MATERIAL PROVIDED —
────────────────────────────────────────
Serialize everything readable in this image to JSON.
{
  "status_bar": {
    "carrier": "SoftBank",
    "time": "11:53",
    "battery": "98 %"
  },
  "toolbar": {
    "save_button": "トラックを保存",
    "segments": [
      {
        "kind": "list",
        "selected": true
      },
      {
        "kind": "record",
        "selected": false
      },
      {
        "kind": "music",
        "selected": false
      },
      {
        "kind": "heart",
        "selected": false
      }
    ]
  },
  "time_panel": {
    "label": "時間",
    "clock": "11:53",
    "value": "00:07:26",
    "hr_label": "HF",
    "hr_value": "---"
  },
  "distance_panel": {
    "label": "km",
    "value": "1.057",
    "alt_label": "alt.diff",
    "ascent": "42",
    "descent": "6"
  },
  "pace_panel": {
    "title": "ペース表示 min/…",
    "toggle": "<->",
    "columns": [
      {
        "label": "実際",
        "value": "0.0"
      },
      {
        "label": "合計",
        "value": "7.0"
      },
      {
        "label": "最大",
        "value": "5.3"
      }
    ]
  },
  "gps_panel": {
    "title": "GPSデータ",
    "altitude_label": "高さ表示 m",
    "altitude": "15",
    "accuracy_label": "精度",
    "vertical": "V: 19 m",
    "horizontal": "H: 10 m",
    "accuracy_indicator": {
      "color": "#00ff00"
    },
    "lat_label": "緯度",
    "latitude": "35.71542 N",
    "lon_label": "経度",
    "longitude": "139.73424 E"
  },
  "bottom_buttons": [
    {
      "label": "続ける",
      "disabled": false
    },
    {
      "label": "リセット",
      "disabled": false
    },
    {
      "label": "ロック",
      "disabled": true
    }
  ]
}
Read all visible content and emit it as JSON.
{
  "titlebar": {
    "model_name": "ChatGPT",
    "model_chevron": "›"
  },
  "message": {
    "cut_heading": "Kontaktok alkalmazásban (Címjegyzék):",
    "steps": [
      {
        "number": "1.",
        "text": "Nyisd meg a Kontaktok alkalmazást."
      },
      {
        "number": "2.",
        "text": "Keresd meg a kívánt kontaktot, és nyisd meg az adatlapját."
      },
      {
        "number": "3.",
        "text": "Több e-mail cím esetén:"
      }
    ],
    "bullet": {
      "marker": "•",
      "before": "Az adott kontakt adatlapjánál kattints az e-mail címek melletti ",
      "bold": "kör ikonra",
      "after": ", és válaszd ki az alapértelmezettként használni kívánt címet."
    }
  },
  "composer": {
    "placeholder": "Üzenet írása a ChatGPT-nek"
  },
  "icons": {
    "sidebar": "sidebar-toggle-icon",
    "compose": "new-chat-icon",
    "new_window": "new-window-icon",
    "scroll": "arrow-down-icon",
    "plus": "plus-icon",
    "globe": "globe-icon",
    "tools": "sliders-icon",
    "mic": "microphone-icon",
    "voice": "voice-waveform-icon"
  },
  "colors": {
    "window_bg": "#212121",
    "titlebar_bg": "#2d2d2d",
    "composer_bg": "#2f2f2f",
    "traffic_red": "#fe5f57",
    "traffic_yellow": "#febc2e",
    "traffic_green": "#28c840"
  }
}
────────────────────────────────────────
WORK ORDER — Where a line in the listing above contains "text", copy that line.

RESPONSE AREA —
        "text": "Nyisd meg a Kontaktok alkalmazást."
        "text": "Keresd meg a kívánt kontaktot, és nyisd meg az adatlapját."
        "text": "Több e-mail cím esetén:"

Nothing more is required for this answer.